### Exercise directions:
What lines in the material hold the string "true"? Copy out each of them.

### Supplied information:

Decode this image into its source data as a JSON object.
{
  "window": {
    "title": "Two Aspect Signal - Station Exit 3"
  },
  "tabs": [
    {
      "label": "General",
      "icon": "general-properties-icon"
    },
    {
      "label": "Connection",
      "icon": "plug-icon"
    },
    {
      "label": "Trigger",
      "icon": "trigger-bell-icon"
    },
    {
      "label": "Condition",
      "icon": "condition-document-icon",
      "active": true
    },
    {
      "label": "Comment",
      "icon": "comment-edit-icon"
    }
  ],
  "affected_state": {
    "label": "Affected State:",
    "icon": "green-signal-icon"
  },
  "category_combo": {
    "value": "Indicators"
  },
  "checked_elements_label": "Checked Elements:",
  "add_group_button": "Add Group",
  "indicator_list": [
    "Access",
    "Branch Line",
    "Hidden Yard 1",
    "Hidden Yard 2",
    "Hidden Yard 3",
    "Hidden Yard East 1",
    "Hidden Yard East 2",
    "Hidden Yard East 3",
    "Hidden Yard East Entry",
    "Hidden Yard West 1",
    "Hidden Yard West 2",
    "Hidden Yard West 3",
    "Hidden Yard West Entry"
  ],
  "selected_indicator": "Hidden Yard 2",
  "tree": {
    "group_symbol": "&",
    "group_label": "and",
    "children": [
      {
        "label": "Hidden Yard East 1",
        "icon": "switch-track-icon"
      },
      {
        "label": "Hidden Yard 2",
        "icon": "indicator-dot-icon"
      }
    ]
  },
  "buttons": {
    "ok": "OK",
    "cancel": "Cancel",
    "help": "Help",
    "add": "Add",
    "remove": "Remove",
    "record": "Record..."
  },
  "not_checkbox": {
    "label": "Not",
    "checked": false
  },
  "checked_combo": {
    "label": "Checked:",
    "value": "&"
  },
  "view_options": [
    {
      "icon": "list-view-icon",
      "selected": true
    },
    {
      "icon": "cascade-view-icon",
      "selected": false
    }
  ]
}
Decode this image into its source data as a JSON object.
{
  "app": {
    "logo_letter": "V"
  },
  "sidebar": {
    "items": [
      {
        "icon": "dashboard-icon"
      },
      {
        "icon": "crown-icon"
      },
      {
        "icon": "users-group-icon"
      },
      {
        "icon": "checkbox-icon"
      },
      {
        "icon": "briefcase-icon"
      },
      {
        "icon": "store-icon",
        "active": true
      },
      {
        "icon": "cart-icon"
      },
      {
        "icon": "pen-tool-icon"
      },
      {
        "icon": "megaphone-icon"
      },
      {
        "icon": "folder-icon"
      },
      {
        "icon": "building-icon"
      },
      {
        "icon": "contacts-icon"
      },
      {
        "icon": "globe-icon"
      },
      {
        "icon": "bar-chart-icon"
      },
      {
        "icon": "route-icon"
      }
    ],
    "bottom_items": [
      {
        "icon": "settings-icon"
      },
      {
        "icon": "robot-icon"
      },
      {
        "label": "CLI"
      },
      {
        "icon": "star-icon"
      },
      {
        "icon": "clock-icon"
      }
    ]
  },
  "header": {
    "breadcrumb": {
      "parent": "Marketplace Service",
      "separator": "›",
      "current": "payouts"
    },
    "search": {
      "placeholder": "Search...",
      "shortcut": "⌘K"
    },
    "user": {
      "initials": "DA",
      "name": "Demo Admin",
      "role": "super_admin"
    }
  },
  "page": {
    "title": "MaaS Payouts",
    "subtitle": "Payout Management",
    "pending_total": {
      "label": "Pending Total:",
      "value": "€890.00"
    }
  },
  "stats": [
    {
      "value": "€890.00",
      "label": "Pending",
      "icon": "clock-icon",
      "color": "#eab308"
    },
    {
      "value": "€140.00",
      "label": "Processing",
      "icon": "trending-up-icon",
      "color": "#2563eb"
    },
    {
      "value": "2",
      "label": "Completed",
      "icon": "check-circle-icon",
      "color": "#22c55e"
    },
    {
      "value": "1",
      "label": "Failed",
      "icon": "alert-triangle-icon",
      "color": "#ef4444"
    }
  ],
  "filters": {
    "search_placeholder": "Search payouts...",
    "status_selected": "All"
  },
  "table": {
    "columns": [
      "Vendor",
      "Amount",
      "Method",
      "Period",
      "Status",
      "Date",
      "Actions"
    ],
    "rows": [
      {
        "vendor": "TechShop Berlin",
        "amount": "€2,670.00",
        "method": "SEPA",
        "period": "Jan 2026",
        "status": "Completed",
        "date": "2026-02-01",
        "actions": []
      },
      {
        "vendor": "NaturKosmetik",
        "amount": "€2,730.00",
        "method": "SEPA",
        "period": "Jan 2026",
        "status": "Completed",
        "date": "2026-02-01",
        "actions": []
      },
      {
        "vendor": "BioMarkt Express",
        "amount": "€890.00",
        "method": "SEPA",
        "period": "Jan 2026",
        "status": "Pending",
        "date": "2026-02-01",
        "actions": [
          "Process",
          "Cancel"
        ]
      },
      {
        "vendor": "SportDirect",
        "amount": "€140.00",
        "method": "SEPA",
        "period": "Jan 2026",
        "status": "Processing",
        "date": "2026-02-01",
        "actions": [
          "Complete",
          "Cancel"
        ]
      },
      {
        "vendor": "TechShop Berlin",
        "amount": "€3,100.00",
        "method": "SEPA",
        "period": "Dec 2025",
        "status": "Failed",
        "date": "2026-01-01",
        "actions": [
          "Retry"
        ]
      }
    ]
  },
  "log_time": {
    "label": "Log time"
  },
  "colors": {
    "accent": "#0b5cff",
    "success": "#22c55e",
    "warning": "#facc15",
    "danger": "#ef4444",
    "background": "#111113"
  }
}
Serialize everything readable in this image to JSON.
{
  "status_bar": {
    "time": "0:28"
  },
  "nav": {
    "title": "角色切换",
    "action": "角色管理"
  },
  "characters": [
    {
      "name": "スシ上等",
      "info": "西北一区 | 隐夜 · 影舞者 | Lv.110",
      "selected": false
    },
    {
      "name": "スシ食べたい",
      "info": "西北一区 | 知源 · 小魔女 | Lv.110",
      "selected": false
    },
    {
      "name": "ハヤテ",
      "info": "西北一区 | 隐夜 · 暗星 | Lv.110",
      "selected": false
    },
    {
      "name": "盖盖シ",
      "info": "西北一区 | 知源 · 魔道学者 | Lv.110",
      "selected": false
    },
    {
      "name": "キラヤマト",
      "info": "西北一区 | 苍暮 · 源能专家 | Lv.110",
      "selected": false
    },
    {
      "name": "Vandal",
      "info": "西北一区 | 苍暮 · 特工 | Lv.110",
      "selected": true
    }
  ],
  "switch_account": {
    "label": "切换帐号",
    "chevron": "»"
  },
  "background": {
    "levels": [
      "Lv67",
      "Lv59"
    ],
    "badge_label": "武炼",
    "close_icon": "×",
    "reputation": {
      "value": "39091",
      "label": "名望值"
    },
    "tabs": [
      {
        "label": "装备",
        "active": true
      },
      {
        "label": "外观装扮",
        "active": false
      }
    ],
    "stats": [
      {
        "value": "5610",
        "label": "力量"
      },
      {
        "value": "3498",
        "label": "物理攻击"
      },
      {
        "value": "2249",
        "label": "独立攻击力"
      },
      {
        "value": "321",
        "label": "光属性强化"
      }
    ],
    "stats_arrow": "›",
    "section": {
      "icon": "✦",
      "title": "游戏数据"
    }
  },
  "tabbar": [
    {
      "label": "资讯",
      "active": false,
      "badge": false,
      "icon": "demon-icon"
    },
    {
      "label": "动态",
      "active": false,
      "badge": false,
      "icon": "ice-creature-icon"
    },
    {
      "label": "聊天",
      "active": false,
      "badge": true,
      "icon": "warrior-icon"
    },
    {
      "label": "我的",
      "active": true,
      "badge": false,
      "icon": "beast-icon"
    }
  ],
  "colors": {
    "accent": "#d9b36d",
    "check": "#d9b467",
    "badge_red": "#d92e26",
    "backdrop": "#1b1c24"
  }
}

### Exercise response:
      "active": true
      "selected": true
        "active": true
      "selected": true
        "active": true
      "badge": true,
      "active": true,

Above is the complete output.